Here's my tasting note for a 1988 Sassicaia consumed on Oct. 30, 2008, at Cibreo Restaurant, in Florence, Italy, during a vertical tasting covering the commercial history of the famous Tuscan estate:
1988 Tenuta San Guido Sassicaia: Very rich and powerful with layers of berries, spices and ripe plums. Hints of blackberry jam and fresh porcini. Full-bodied and balanced with fine and juicy tannins. So much currant and ripe fruit on the palate. 97 points, nonblind.
Here's my note for a 1988 Sassicaia consumed on Jan. 9, 2009, at Le Cirque, in Las Vegas, with friends during a celebratory dinner of being together:
1988 Tenuta San Guido Sassicaia: Wet cardboard aromas with eucalyptus and some fruit character underneath. Full-bodied with some richness, but muted and funky with a slightly acidic undertone. Just not right. 84 points, nonblind.
It was obvious that there was something wrong with the bottle of 1988 Sassicaia that I tasted last Friday night in Las Vegas with some friends from Hong Kong during a dinner at Le Cirque at Bellagio casino. But the sommelier insisted that it was a sound bottle. I was with one of the most important wine collectors in the world, who wishes to remain anonymous, as well as wine collector/film director James Orr and an L.A.-based wine collector. We all thought the 1988 Sassicaia was corked, but the sommelier would not agree.
“Perhaps you should order another wine?” he suggested, looking at us as if we had stone palates.
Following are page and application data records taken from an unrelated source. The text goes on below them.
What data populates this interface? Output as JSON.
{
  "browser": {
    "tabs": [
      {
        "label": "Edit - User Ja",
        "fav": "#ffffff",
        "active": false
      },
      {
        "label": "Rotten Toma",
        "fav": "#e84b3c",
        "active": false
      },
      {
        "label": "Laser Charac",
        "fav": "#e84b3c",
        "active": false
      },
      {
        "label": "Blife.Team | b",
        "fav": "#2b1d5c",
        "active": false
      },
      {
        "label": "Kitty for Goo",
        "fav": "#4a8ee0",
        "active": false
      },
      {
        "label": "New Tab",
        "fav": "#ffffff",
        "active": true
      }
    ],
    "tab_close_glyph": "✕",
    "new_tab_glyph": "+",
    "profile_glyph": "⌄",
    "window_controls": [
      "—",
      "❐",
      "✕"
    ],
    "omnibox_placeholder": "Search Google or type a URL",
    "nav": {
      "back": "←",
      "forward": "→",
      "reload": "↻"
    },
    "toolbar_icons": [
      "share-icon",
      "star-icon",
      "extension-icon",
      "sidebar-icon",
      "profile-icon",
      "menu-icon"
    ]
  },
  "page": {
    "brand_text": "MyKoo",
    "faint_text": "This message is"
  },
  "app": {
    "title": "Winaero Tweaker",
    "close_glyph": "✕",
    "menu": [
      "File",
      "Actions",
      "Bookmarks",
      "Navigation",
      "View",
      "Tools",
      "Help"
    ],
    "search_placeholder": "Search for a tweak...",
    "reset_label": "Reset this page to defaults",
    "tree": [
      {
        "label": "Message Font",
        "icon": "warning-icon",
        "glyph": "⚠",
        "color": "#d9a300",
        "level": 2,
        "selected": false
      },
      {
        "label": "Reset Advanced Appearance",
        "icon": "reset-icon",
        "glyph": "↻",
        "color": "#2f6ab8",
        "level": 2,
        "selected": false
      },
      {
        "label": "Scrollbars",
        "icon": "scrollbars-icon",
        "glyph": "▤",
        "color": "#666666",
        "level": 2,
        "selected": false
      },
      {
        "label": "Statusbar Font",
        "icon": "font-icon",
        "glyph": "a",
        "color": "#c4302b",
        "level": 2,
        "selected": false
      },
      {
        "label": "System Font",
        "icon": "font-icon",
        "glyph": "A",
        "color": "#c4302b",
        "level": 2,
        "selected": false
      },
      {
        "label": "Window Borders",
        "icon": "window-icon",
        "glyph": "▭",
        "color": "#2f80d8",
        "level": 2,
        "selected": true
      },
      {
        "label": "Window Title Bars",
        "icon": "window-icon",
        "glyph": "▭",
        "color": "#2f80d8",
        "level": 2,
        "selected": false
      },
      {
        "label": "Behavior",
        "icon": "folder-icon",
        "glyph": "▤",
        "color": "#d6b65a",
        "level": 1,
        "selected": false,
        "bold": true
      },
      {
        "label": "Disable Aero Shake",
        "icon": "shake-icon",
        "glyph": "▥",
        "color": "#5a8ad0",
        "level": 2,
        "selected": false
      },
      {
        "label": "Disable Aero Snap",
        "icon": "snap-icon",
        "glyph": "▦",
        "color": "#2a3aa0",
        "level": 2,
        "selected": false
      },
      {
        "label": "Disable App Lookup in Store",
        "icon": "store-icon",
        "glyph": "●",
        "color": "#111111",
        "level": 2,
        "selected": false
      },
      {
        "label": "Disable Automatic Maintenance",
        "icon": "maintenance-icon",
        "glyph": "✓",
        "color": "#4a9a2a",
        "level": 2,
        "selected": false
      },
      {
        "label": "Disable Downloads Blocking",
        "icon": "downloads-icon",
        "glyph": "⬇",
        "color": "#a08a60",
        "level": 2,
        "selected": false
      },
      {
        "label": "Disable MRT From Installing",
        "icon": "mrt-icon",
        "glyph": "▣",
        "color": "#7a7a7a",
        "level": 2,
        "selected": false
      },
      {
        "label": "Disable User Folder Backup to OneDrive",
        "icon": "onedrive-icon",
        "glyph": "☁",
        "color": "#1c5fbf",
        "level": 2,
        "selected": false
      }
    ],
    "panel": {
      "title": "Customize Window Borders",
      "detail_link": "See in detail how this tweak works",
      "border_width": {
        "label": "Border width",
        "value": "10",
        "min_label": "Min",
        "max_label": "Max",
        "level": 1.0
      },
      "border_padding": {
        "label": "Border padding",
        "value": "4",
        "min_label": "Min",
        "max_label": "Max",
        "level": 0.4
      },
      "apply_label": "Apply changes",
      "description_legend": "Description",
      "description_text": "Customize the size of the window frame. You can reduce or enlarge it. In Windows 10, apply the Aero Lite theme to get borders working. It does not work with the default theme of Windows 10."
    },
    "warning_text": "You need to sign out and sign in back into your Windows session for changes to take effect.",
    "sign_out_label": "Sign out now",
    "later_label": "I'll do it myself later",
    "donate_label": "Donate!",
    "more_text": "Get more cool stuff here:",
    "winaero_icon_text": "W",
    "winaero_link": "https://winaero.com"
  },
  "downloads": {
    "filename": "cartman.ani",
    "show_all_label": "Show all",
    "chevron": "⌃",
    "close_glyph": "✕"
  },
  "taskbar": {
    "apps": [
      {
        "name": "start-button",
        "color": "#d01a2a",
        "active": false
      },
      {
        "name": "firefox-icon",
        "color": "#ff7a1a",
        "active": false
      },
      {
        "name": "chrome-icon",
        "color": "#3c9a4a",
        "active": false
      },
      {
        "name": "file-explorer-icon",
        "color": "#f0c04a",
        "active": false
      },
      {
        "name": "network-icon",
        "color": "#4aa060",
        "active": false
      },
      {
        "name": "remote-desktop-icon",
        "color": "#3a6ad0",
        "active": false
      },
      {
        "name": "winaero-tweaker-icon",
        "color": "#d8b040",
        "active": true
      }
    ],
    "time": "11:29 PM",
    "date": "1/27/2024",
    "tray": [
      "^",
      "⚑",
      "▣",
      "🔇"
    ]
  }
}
I guess he didn’t want to part with another bottle of the 1988 Sass at a little more than $1,100 a bottle. The legendary 1985 was a laughable $21,000 and change on the list. The 1988 is very close in quality and a fraction of the cost, even in mere mortal wine shops. In fact, Nicolò Incisa della Rocchetta, the owner of Tenuta San Guido, prefers the 1988 to the 1985.
Anyway, I felt like I was at a Circus – which is the name of the restaurant in French – the way the wine service was handled. To give the restaurant credit, my friends had brought a number of wines to the restaurant, and they were properly opened and decanted, including a fabulous bottle of 1970 Trotanoy. But the corky Sass incident just got under everyone’s skin. Perhaps that’s why my friend, who was comped by MGM Casinos, did not gamble that night?
Le Cirque’s sommelier also said that he took the wine to no less than two Master Sommeliers at the nearby Picasso restaurant, and they concurred with him that the bottle was perfect. My friend, who had invited me to the dinner, just shook his head. “Just let it go,” he said. I guess the casino was paying, but it didn't seem right.
I only wish I knew what the motivation of the sommelier was, when the wine was so clearly corked. Could it be that the restaurant didn’t want to take the financial loss on the bottle with the current economy? Or maybe the sommelier simply couldn’t detect the corkiness in that particular bottle?
In any case, it seems to me that one of the most important jobs of a sommelier is to find corky bottles and not subject customers to them, regardless if the wine is $1,000 or $10.